Instructions to follow.
All that is needed is each line of the entries holding the word "Save", copied as it stands.

Source material.
= = =

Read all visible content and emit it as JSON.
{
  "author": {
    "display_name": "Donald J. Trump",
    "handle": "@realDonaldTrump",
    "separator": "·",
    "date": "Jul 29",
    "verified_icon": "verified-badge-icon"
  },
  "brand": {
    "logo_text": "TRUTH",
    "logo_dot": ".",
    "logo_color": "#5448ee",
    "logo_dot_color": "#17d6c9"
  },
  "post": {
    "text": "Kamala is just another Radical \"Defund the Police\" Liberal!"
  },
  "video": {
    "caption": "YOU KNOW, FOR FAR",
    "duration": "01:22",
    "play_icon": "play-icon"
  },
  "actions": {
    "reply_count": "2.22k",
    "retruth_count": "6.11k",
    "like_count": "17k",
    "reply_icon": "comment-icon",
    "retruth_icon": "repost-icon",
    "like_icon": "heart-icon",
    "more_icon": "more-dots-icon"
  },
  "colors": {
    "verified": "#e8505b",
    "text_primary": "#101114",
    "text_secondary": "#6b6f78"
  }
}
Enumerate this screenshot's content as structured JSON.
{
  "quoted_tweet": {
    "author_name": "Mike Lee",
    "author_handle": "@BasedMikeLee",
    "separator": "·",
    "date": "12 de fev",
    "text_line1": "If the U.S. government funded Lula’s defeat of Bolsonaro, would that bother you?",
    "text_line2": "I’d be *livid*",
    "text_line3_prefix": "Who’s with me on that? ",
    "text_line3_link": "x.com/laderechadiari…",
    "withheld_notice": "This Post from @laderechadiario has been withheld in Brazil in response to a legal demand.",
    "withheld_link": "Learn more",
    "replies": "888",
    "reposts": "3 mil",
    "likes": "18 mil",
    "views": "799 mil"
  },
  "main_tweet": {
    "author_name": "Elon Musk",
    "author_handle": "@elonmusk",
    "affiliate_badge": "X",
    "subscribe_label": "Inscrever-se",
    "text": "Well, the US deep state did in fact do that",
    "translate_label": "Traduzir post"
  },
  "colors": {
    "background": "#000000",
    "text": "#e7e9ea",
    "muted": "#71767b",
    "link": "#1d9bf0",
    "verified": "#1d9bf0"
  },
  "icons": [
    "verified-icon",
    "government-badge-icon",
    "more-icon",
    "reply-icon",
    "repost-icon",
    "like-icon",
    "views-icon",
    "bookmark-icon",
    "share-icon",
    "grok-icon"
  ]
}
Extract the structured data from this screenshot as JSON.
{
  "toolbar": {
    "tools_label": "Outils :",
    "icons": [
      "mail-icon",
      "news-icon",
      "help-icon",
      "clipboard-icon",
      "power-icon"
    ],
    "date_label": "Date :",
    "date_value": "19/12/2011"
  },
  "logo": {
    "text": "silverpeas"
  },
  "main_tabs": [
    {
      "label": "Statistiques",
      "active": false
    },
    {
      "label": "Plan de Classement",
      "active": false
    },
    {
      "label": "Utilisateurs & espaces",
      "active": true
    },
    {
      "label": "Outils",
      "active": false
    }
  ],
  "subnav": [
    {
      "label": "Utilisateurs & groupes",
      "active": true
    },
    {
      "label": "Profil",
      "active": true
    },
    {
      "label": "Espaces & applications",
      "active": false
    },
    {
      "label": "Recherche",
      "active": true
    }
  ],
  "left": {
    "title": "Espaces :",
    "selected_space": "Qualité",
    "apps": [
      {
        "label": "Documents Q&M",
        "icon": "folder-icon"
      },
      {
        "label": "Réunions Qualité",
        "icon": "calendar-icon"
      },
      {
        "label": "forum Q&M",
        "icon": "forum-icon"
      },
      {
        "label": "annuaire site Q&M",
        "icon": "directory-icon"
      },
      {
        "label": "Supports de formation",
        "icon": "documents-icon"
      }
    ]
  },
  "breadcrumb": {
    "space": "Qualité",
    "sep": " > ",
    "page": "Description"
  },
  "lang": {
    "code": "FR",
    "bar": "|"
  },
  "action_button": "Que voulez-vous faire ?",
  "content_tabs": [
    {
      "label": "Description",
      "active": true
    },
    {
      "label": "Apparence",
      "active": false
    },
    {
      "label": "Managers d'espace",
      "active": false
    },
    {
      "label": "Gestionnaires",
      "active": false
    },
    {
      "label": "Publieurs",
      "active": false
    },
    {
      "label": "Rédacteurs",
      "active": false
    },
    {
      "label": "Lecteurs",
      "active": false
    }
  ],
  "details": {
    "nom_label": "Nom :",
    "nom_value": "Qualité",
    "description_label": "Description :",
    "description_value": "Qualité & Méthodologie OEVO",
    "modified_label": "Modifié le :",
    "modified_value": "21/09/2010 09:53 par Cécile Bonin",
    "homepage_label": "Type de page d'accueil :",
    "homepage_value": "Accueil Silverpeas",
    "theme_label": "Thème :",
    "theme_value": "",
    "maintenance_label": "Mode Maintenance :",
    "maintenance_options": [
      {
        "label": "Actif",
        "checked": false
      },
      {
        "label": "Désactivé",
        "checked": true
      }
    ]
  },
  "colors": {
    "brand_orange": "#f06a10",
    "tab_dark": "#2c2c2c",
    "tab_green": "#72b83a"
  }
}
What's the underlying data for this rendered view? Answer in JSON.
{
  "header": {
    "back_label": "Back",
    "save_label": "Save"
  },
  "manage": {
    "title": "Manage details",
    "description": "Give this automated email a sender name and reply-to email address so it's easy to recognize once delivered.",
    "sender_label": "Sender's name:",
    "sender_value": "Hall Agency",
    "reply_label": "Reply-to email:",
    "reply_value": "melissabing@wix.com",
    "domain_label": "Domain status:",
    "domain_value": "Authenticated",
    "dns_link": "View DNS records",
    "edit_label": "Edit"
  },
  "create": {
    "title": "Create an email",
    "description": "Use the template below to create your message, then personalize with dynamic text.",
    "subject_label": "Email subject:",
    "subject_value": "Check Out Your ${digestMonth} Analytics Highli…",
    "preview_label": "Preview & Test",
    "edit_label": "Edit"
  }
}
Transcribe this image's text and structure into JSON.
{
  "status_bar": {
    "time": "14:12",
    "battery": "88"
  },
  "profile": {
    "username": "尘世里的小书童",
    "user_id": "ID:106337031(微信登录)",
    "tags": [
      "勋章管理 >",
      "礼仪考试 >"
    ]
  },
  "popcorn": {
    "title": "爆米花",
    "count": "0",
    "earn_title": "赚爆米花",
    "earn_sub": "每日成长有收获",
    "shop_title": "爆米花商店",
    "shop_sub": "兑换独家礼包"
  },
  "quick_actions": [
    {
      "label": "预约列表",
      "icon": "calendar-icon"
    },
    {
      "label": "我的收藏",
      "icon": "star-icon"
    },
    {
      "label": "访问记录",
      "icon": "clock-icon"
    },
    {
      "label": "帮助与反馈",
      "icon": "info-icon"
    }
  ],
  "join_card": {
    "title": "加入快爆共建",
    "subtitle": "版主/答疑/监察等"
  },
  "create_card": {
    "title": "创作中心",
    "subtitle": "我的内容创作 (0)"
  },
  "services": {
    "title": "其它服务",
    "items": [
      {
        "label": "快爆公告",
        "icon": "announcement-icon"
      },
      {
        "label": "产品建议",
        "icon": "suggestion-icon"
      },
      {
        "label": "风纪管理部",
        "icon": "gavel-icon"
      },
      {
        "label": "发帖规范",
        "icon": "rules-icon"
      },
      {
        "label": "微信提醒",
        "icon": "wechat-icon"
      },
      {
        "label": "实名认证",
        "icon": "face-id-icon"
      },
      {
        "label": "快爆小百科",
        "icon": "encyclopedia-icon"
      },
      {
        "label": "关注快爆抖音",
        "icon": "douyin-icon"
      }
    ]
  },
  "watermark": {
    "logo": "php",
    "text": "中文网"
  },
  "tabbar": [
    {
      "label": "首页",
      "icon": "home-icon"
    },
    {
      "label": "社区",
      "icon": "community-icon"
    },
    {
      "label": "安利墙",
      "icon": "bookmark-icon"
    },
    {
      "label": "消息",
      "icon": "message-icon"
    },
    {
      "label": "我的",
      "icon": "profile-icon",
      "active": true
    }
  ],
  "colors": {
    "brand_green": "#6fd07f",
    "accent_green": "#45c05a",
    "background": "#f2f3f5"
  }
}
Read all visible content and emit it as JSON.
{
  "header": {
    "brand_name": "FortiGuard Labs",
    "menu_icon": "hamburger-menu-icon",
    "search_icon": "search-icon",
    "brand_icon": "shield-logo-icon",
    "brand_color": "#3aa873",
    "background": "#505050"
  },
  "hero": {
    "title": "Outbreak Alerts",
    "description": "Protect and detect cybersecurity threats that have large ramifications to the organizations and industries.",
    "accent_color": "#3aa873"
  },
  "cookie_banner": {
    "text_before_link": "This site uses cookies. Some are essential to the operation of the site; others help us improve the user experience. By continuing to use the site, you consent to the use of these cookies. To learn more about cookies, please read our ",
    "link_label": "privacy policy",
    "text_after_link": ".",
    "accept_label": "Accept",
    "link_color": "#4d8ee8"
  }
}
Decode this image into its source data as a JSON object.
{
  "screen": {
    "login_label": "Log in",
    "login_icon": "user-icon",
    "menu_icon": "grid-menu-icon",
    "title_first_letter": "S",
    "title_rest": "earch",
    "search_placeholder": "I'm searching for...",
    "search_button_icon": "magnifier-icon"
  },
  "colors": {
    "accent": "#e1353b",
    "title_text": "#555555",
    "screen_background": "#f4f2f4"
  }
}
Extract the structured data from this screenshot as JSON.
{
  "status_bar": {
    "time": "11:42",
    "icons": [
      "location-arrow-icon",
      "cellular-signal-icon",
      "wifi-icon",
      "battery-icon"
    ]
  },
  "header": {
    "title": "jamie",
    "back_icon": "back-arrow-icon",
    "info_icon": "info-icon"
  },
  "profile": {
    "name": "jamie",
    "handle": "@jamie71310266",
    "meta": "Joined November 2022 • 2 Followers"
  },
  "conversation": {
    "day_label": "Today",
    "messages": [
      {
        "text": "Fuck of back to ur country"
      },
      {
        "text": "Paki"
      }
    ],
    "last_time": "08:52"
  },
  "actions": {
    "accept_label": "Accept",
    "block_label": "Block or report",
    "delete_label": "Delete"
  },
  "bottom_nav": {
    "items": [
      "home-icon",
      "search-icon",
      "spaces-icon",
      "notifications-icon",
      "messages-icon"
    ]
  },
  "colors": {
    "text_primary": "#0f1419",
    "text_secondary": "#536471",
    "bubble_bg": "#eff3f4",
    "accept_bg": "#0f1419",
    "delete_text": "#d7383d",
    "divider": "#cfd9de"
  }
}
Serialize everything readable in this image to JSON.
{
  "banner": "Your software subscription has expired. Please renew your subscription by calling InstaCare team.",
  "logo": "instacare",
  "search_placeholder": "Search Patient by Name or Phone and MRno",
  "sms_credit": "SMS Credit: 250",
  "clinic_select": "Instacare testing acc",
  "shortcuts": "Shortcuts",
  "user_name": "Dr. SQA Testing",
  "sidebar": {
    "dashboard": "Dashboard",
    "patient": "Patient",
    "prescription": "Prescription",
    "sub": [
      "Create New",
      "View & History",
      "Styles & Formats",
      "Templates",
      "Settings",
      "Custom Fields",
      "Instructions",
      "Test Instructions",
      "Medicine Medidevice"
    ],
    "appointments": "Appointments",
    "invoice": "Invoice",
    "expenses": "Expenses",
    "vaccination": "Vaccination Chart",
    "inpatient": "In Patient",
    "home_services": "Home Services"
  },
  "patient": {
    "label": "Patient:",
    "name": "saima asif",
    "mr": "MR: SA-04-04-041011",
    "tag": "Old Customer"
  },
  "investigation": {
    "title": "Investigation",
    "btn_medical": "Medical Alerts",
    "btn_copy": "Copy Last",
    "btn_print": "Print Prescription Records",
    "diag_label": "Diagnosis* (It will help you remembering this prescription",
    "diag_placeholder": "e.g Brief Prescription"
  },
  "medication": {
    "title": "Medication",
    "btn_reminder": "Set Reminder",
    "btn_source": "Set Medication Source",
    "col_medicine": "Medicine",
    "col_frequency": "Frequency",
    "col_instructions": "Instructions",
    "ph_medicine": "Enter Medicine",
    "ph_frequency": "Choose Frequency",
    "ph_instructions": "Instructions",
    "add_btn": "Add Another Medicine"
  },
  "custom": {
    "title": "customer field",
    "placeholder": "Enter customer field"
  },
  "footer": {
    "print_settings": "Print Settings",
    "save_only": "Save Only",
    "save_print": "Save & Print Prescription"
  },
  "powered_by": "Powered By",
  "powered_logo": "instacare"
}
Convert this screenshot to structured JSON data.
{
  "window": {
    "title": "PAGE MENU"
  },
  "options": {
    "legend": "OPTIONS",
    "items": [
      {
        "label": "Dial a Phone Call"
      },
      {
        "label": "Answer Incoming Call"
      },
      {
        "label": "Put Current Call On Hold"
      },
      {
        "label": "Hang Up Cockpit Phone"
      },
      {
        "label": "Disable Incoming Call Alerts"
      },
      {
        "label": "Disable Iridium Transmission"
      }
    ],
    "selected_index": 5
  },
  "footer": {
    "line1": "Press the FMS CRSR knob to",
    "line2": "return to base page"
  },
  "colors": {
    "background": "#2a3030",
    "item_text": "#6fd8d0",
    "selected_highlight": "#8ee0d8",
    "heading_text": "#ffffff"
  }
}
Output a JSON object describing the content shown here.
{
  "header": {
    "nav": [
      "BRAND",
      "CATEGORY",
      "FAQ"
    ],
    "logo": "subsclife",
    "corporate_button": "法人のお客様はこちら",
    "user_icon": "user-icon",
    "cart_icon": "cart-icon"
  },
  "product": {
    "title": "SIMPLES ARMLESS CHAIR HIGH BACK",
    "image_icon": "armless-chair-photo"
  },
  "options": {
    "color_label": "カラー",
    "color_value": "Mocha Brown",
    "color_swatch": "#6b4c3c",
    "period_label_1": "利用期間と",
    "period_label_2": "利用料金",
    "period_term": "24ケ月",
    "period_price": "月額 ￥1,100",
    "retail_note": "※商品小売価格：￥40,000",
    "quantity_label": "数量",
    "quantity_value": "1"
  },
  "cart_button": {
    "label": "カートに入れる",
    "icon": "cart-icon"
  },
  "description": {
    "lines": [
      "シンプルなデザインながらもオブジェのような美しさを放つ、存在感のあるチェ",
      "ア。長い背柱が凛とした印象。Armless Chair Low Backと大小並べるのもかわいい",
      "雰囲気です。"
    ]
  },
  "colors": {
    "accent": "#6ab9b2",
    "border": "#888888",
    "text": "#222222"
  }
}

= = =

Worked solution.
    "save_label": "Save"
    "save_only": "Save Only",
    "save_print": "Save & Print Prescription"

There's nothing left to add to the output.